Over one hundred people took part in a satirical, religious style demonstration outside the Executive Yuan to protest against the draft amendments to the Labor Standards Act on Sunday afternoon, one day before DPP plans to stage another attempt to pass the draft amendments through the Social Welfare and Environmental Hygiene Committee in the legislature. Imitating a dharma assembly that’s commonly practiced at Buddhist or Taoist style funerals, the demonstration featured a series of rituals that saw 9 protesters shaved their heads and led the crowd of over a hundred people to recite a mantra adapted from the 86 articles of the Labor Standards Act.

Additionally, as a response to the “good deeds” comment that William Lai made on November 24th, the event was filled with props that are commonly seen at funerals in Taiwan, including paper houses, ghost money, and paintings of William Lai, Tsai Ing-Wen and Lin Jing-yi in the style of god and goddesses. According to one of the organizers, today’s subcultural protest was meant to encourage Taiwanese people to join the movement in order to put pressure on DPP.

“We are angry, but our power is limited,” said Wu Chun-yen, one of the protesters who led the recitation of the adapted scriptures. “That’s why we decided to stage a subcultural protest since protesting on our own is definitely not an effective strategy. Through today’s event, we hope to encourage everyone to contribute in whatever they can.”  

In between recitation sessions, the organizers reemphasized their disapproval over the 4 main amendments that were proposed by the Executive Yuan in a sarcastic style that featured playful exchanges between two ritual masters. Apart from the theatrical elements, representatives from labor rights groups were also invited to share their dismay over the proposed changes through speeches.

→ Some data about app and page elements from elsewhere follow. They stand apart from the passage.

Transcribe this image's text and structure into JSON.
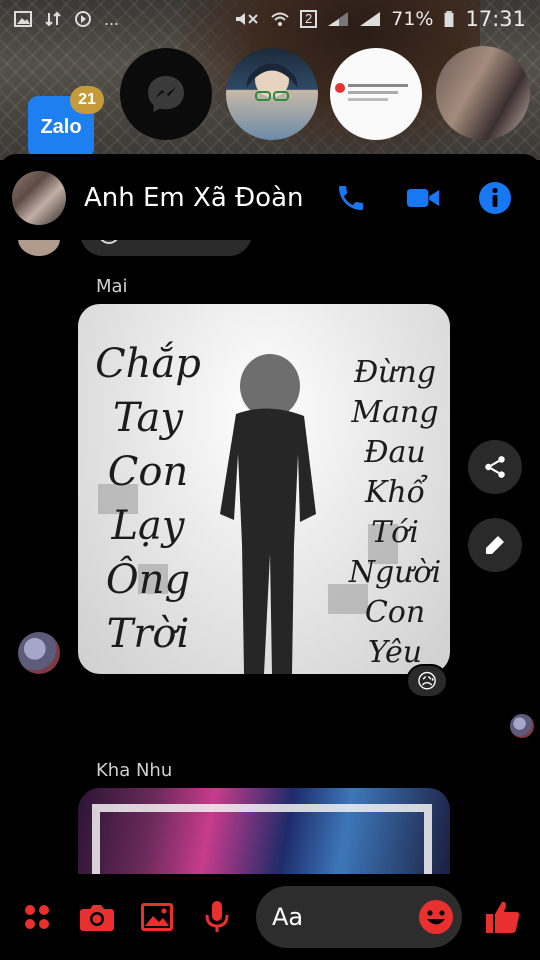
{
  "status_bar": {
    "battery": "71%",
    "time": "17:31",
    "sim_slot": "2",
    "more": "..."
  },
  "chat_heads": {
    "zalo_label": "Zalo",
    "zalo_badge": "21"
  },
  "header": {
    "title": "Anh Em Xã Đoàn"
  },
  "messages": [
    {
      "sender": "Mai",
      "type": "image",
      "image_text_left": [
        "Chắp",
        "Tay",
        "Con",
        "Lạy",
        "Ông",
        "Trời"
      ],
      "image_text_right": [
        "Đừng",
        "Mang",
        "Đau",
        "Khổ",
        "Tới",
        "Người",
        "Con",
        "Yêu"
      ],
      "reaction": "😥"
    },
    {
      "sender": "Kha Nhu",
      "type": "image"
    }
  ],
  "composer": {
    "placeholder": "Aa"
  },
  "colors": {
    "accent_blue": "#1877f2",
    "accent_red": "#e8312f"
  }
}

“Taiwan’s poor labor standards is the creation of KMT and DPP’s failure as ruling parties,” said Joyce Chang, the Secretary of Taipei City Doctors Union. “Our employee relations and the labor system need to be rebuilt, because it only benefits the vested interest holders. We need to support our labor force by adopting methods that are not part of the existing system. We have the rights to decide our own future.”

Even though DPP’s legislative caucus whip, Ker Chien-ming, promised on December 1 that the proposed amendments would undergo minor adjustments, labor rights organizations remain skeptical about DPP’s plan towards the Labor Standards Act. According to Ker’s announcement, amendments to allow employers to legally require employees to work 12 days in a row and reduce the minimum rest time between shifts from 11 to 8 hours will be taken out of the draft amendments that would undergo discussion on December 4th. Wu Chun-yen called on all participants at the end of the demonstration to closely monitor the development inside the legislature.

“I call on all of you to closely follow the development inside the legislature starting tomorrow,” said Wu. “The draft amendments could be signed into law as early as the beginning of 2018, and there could be a one month hiatus if the draft amendments were passed tomorrow. I hope all of you can join us and keep putting pressure on DPP, the Executive Yuan and government officials.”

Wu indicates that DPP’s responses to opinions on the draft amendments from civil rights groups and academics have shown that it is unlikely for them to integrate these suggestions into the final version of the draft amendments. He warns that if DPP decides to forcefully pass the draft amendments through the committee on Monday, they will pay a heavy price for their decision.

“Their attitude is pushing them onto the same path that KMT has taken,” said Wu. “I believe many of the younger generation no longer hold a positive image of DPP, and I think not many people are still expecting them to achieve something that would benefit the general public.”

With two legislative sessions already scheduled for reviewing the draft amendments this week, labor rights groups have planned a large-scale protest outside the legislature for Monday.

(Feature images by William Yang)

William Yang

William is a freelance writer and photographer based in Taiwan, with a passion for human rights and storytelling. He holds a Master of Journalism degree from Temple University, and has extensive experiences interning at global NGOs such as Human Rights Watch and Mercy Corps.